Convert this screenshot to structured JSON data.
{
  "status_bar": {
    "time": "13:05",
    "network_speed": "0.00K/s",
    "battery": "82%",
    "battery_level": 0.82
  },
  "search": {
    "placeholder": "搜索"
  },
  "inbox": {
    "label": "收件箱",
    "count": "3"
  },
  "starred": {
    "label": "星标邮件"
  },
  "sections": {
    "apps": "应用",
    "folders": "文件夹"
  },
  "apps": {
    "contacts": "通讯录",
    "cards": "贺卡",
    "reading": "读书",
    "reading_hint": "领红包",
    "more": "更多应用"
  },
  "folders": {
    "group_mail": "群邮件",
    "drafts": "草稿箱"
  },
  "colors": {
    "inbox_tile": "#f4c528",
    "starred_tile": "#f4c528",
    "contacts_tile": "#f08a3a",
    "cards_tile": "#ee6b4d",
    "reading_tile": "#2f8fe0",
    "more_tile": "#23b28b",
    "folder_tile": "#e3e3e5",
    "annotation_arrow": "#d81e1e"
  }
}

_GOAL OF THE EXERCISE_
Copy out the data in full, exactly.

_REPLY_
Convert this screenshot to structured JSON data.
{
  "status_bar": {
    "time": "13:05",
    "network_speed": "0.00K/s",
    "battery": "82%",
    "battery_level": 0.82
  },
  "search": {
    "placeholder": "搜索"
  },
  "inbox": {
    "label": "收件箱",
    "count": "3"
  },
  "starred": {
    "label": "星标邮件"
  },
  "sections": {
    "apps": "应用",
    "folders": "文件夹"
  },
  "apps": {
    "contacts": "通讯录",
    "cards": "贺卡",
    "reading": "读书",
    "reading_hint": "领红包",
    "more": "更多应用"
  },
  "folders": {
    "group_mail": "群邮件",
    "drafts": "草稿箱"
  },
  "colors": {
    "inbox_tile": "#f4c528",
    "starred_tile": "#f4c528",
    "contacts_tile": "#f08a3a",
    "cards_tile": "#ee6b4d",
    "reading_tile": "#2f8fe0",
    "more_tile": "#23b28b",
    "folder_tile": "#e3e3e5",
    "annotation_arrow": "#d81e1e"
  }
}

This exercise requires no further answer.